One thing that I really like about IE, but is not available in other browsers is the client side modal dialog.

A modal dialog is a popup window that must be acted on (or closed) before you can do anything else on the window underneath.

I came across a nice modal dialog being used on the site.  I ended up emailing the guy who wrote the editor I was using, and he directed me to the original creator of the dialog “submodal.”

Some people have made updates and extensions to submodal, and there has been a google group created for the discussion of submodal.

It is still not clear to me if this technique will allow you to pass back a value from the modal dialog to the opening page, because I think that is a very important feature, but I don’t see any direct reference to it.

Dealing with WinForms Combobox and name/value items.

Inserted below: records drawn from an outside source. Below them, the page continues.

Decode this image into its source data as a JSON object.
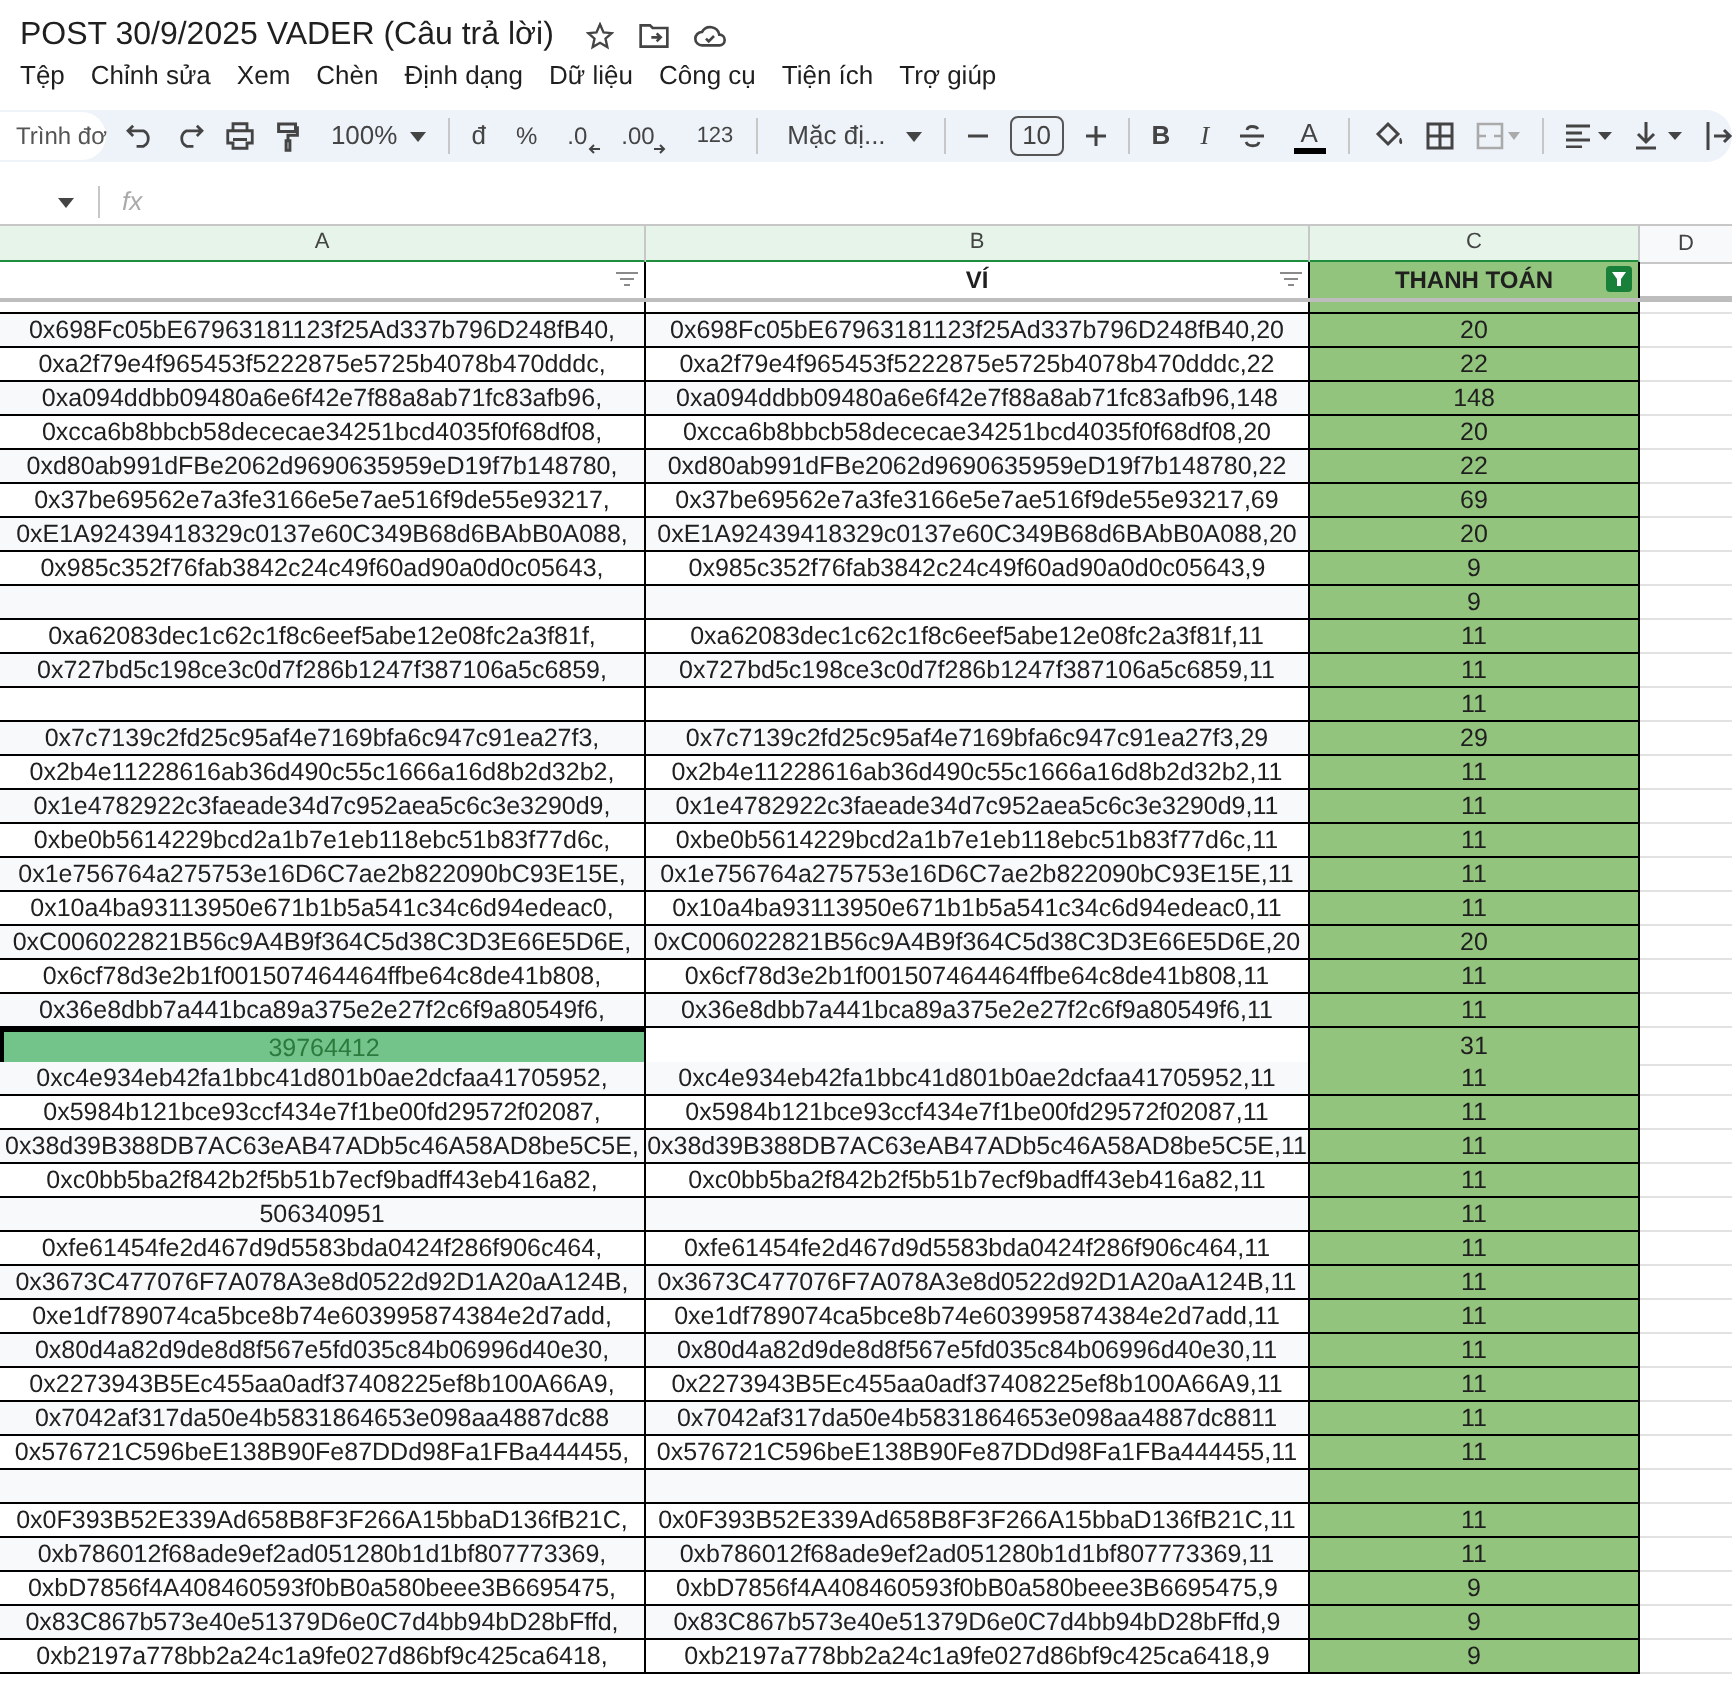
{
  "document": {
    "title": "POST 30/9/2025 VADER (Câu trả lời)"
  },
  "menu": [
    "Tệp",
    "Chỉnh sửa",
    "Xem",
    "Chèn",
    "Định dạng",
    "Dữ liệu",
    "Công cụ",
    "Tiện ích",
    "Trợ giúp"
  ],
  "toolbar": {
    "menu_search": "Trình đơ",
    "zoom": "100%",
    "currency": "đ",
    "percent": "%",
    "decrease_decimal": ".0",
    "increase_decimal": ".00",
    "number_format": "123",
    "font": "Mặc đị...",
    "font_size": "10",
    "bold": "B",
    "italic": "I",
    "text_color": "A"
  },
  "formula_bar": {
    "fx": "fx"
  },
  "columns": [
    "A",
    "B",
    "C",
    "D"
  ],
  "header_row": {
    "column_b": "VÍ",
    "column_c": "THANH TOÁN"
  },
  "filters": [
    {
      "active": false
    },
    {
      "active": false
    },
    {
      "active": true
    }
  ],
  "rows": [
    {
      "a": "0x698Fc05bE67963181123f25Ad337b796D248fB40,",
      "b": "0x698Fc05bE67963181123f25Ad337b796D248fB40,20",
      "c": "20",
      "selected": false
    },
    {
      "a": "0xa2f79e4f965453f5222875e5725b4078b470dddc,",
      "b": "0xa2f79e4f965453f5222875e5725b4078b470dddc,22",
      "c": "22",
      "selected": false
    },
    {
      "a": "0xa094ddbb09480a6e6f42e7f88a8ab71fc83afb96,",
      "b": "0xa094ddbb09480a6e6f42e7f88a8ab71fc83afb96,148",
      "c": "148",
      "selected": false
    },
    {
      "a": "0xcca6b8bbcb58dececae34251bcd4035f0f68df08,",
      "b": "0xcca6b8bbcb58dececae34251bcd4035f0f68df08,20",
      "c": "20",
      "selected": false
    },
    {
      "a": "0xd80ab991dFBe2062d9690635959eD19f7b148780,",
      "b": "0xd80ab991dFBe2062d9690635959eD19f7b148780,22",
      "c": "22",
      "selected": false
    },
    {
      "a": "0x37be69562e7a3fe3166e5e7ae516f9de55e93217,",
      "b": "0x37be69562e7a3fe3166e5e7ae516f9de55e93217,69",
      "c": "69",
      "selected": false
    },
    {
      "a": "0xE1A92439418329c0137e60C349B68d6BAbB0A088,",
      "b": "0xE1A92439418329c0137e60C349B68d6BAbB0A088,20",
      "c": "20",
      "selected": false
    },
    {
      "a": "0x985c352f76fab3842c24c49f60ad90a0d0c05643,",
      "b": "0x985c352f76fab3842c24c49f60ad90a0d0c05643,9",
      "c": "9",
      "selected": false
    },
    {
      "c": "9",
      "selected": false
    },
    {
      "a": "0xa62083dec1c62c1f8c6eef5abe12e08fc2a3f81f,",
      "b": "0xa62083dec1c62c1f8c6eef5abe12e08fc2a3f81f,11",
      "c": "11",
      "selected": false
    },
    {
      "a": "0x727bd5c198ce3c0d7f286b1247f387106a5c6859,",
      "b": "0x727bd5c198ce3c0d7f286b1247f387106a5c6859,11",
      "c": "11",
      "selected": false
    },
    {
      "c": "11",
      "selected": false
    },
    {
      "a": "0x7c7139c2fd25c95af4e7169bfa6c947c91ea27f3,",
      "b": "0x7c7139c2fd25c95af4e7169bfa6c947c91ea27f3,29",
      "c": "29",
      "selected": false
    },
    {
      "a": "0x2b4e11228616ab36d490c55c1666a16d8b2d32b2,",
      "b": "0x2b4e11228616ab36d490c55c1666a16d8b2d32b2,11",
      "c": "11",
      "selected": false
    },
    {
      "a": "0x1e4782922c3faeade34d7c952aea5c6c3e3290d9,",
      "b": "0x1e4782922c3faeade34d7c952aea5c6c3e3290d9,11",
      "c": "11",
      "selected": false
    },
    {
      "a": "0xbe0b5614229bcd2a1b7e1eb118ebc51b83f77d6c,",
      "b": "0xbe0b5614229bcd2a1b7e1eb118ebc51b83f77d6c,11",
      "c": "11",
      "selected": false
    },
    {
      "a": "0x1e756764a275753e16D6C7ae2b822090bC93E15E,",
      "b": "0x1e756764a275753e16D6C7ae2b822090bC93E15E,11",
      "c": "11",
      "selected": false
    },
    {
      "a": "0x10a4ba93113950e671b1b5a541c34c6d94edeac0,",
      "b": "0x10a4ba93113950e671b1b5a541c34c6d94edeac0,11",
      "c": "11",
      "selected": false
    },
    {
      "a": "0xC006022821B56c9A4B9f364C5d38C3D3E66E5D6E,",
      "b": "0xC006022821B56c9A4B9f364C5d38C3D3E66E5D6E,20",
      "c": "20",
      "selected": false
    },
    {
      "a": "0x6cf78d3e2b1f001507464464ffbe64c8de41b808,",
      "b": "0x6cf78d3e2b1f001507464464ffbe64c8de41b808,11",
      "c": "11",
      "selected": false
    },
    {
      "a": "0x36e8dbb7a441bca89a375e2e27f2c6f9a80549f6,",
      "b": "0x36e8dbb7a441bca89a375e2e27f2c6f9a80549f6,11",
      "c": "11",
      "selected": false
    },
    {
      "a": "39764412",
      "c": "31",
      "selected": true
    },
    {
      "a": "0xc4e934eb42fa1bbc41d801b0ae2dcfaa41705952,",
      "b": "0xc4e934eb42fa1bbc41d801b0ae2dcfaa41705952,11",
      "c": "11",
      "selected": false
    },
    {
      "a": "0x5984b121bce93ccf434e7f1be00fd29572f02087,",
      "b": "0x5984b121bce93ccf434e7f1be00fd29572f02087,11",
      "c": "11",
      "selected": false
    },
    {
      "a": "0x38d39B388DB7AC63eAB47ADb5c46A58AD8be5C5E,",
      "b": "0x38d39B388DB7AC63eAB47ADb5c46A58AD8be5C5E,11",
      "c": "11",
      "selected": false
    },
    {
      "a": "0xc0bb5ba2f842b2f5b51b7ecf9badff43eb416a82,",
      "b": "0xc0bb5ba2f842b2f5b51b7ecf9badff43eb416a82,11",
      "c": "11",
      "selected": false
    },
    {
      "a": "506340951",
      "c": "11",
      "selected": false
    },
    {
      "a": "0xfe61454fe2d467d9d5583bda0424f286f906c464,",
      "b": "0xfe61454fe2d467d9d5583bda0424f286f906c464,11",
      "c": "11",
      "selected": false
    },
    {
      "a": "0x3673C477076F7A078A3e8d0522d92D1A20aA124B,",
      "b": "0x3673C477076F7A078A3e8d0522d92D1A20aA124B,11",
      "c": "11",
      "selected": false
    },
    {
      "a": "0xe1df789074ca5bce8b74e603995874384e2d7add,",
      "b": "0xe1df789074ca5bce8b74e603995874384e2d7add,11",
      "c": "11",
      "selected": false
    },
    {
      "a": "0x80d4a82d9de8d8f567e5fd035c84b06996d40e30,",
      "b": "0x80d4a82d9de8d8f567e5fd035c84b06996d40e30,11",
      "c": "11",
      "selected": false
    },
    {
      "a": "0x2273943B5Ec455aa0adf37408225ef8b100A66A9,",
      "b": "0x2273943B5Ec455aa0adf37408225ef8b100A66A9,11",
      "c": "11",
      "selected": false
    },
    {
      "a": "0x7042af317da50e4b5831864653e098aa4887dc88",
      "b": "0x7042af317da50e4b5831864653e098aa4887dc8811",
      "c": "11",
      "selected": false
    },
    {
      "a": "0x576721C596beE138B90Fe87DDd98Fa1FBa444455,",
      "b": "0x576721C596beE138B90Fe87DDd98Fa1FBa444455,11",
      "c": "11",
      "selected": false
    },
    {
      "selected": false
    },
    {
      "a": "0x0F393B52E339Ad658B8F3F266A15bbaD136fB21C,",
      "b": "0x0F393B52E339Ad658B8F3F266A15bbaD136fB21C,11",
      "c": "11",
      "selected": false
    },
    {
      "a": "0xb786012f68ade9ef2ad051280b1d1bf807773369,",
      "b": "0xb786012f68ade9ef2ad051280b1d1bf807773369,11",
      "c": "11",
      "selected": false
    },
    {
      "a": "0xbD7856f4A408460593f0bB0a580beee3B6695475,",
      "b": "0xbD7856f4A408460593f0bB0a580beee3B6695475,9",
      "c": "9",
      "selected": false
    },
    {
      "a": "0x83C867b573e40e51379D6e0C7d4bb94bD28bFffd,",
      "b": "0x83C867b573e40e51379D6e0C7d4bb94bD28bFffd,9",
      "c": "9",
      "selected": false
    },
    {
      "a": "0xb2197a778bb2a24c1a9fe027d86bf9c425ca6418,",
      "b": "0xb2197a778bb2a24c1a9fe027d86bf9c425ca6418,9",
      "c": "9",
      "selected": false
    }
  ]
}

I just read this article on by Sandeep Archarya.

I think the article had 2 main points.  One was that databinding a combobox is not “bug free” because the act of manually databinding to a combobox causes the SelectedIndexChanged event to fire.  The second point was to show how to create a simple namevalue class to be added to the combobox items collection to get around the “problem” of combobox’s taking an object as the item in it’s list (as opposed to a name value pair).

I would point out the following:

First, I am not sure that I would call the SelectedIndexChanged event firing a bug.  When you manually databind a list, the first item become selected by default, and thus the selectedindex HAS changed, from -1 to 0.

Second, if you consider this a problem you can get around it a couple different ways.

1) Don’t use manual databinding.

In the designer, select a datasource or create a new one.  I created a simple employee object and created an object datasource for this employee.  This creates a EmployeeBindingSource object that I bind my employee list to.  Using this method, I didn’t experience the SelectedIndexChanged event firing on the databind.

Private list As New System.Collections.Generic.List(Of employee)
Private Sub Form1_Load(ByVal sender As Object, ByVal e As System.EventArgs) Handles Me.Load
    ‘*** create some fake employee objects
   For i As Integer = 70 To 80
      list.Add(New employee(i, Chr(i)))

    ‘*** this will populate our control (Combobox1)
   Me.EmployeeBindingSource.DataSource = list

End Sub

2) You can use manual databinding, and manually detach and attach the event handler for this event.

Private list As New System.Collections.Generic.List(Of employee)

Private Sub Form1_Load(ByVal sender As Object, ByVal e As System.EventArgs) Handles Me.Load
    ‘*** create some fake employee objects
   For i As Integer = 70 To 80
      list.Add(New employee(i, Chr(i)))

    ‘*** remove the handler
    RemoveHandler ComboBox1.SelectedIndexChanged, AddressOf ComboBox1_SelectedIndexChanged
    ‘*** databind
    Me.ComboBox1.ValueMember = “id”
    Me.ComboBox1.DisplayMember = “name”
    Me.ComboBox1.DataSource = list
    ‘*** add the handler back
    AddHandler ComboBox1.SelectedIndexChanged, AddressOf ComboBox1_SelectedIndexChanged
End Sub


Red Gate SQL Refactor Tool Looks Cool

Red Gate has a pretty interesting tool called SQL Refactor:


The “Layout Code” feature looks awesome.  It basically takes a terrible looking select statement and turns it into a nicely formatted block.


Here is a code project article that shows some of these features: